What you should do:
Retype the data that follows with no alterations, please.

▶

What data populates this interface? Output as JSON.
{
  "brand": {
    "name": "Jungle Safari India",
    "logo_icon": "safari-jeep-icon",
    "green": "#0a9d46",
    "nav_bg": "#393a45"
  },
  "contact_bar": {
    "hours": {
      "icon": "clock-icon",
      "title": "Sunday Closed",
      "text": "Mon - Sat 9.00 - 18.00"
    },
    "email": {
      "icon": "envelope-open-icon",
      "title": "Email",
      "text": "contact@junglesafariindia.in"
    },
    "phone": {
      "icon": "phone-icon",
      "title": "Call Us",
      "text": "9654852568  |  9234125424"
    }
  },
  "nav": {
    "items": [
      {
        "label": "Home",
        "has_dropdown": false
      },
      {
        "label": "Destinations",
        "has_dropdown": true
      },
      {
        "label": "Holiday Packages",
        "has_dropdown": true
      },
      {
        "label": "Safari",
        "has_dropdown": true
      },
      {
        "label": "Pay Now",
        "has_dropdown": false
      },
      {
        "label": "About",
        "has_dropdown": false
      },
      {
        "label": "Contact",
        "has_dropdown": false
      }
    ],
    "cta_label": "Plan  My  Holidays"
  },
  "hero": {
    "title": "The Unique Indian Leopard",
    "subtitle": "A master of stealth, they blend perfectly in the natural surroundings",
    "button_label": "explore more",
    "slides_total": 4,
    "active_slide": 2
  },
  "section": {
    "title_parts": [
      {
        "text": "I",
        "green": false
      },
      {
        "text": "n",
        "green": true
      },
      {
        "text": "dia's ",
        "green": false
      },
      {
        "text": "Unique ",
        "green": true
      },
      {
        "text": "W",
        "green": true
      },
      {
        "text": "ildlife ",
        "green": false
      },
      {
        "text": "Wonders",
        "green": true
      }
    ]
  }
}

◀

Result of the exercise:
What data populates this interface? Output as JSON.
{
  "brand": {
    "name": "Jungle Safari India",
    "logo_icon": "safari-jeep-icon",
    "green": "#0a9d46",
    "nav_bg": "#393a45"
  },
  "contact_bar": {
    "hours": {
      "icon": "clock-icon",
      "title": "Sunday Closed",
      "text": "Mon - Sat 9.00 - 18.00"
    },
    "email": {
      "icon": "envelope-open-icon",
      "title": "Email",
      "text": "contact@junglesafariindia.in"
    },
    "phone": {
      "icon": "phone-icon",
      "title": "Call Us",
      "text": "9654852568  |  9234125424"
    }
  },
  "nav": {
    "items": [
      {
        "label": "Home",
        "has_dropdown": false
      },
      {
        "label": "Destinations",
        "has_dropdown": true
      },
      {
        "label": "Holiday Packages",
        "has_dropdown": true
      },
      {
        "label": "Safari",
        "has_dropdown": true
      },
      {
        "label": "Pay Now",
        "has_dropdown": false
      },
      {
        "label": "About",
        "has_dropdown": false
      },
      {
        "label": "Contact",
        "has_dropdown": false
      }
    ],
    "cta_label": "Plan  My  Holidays"
  },
  "hero": {
    "title": "The Unique Indian Leopard",
    "subtitle": "A master of stealth, they blend perfectly in the natural surroundings",
    "button_label": "explore more",
    "slides_total": 4,
    "active_slide": 2
  },
  "section": {
    "title_parts": [
      {
        "text": "I",
        "green": false
      },
      {
        "text": "n",
        "green": true
      },
      {
        "text": "dia's ",
        "green": false
      },
      {
        "text": "Unique ",
        "green": true
      },
      {
        "text": "W",
        "green": true
      },
      {
        "text": "ildlife ",
        "green": false
      },
      {
        "text": "Wonders",
        "green": true
      }
    ]
  }
}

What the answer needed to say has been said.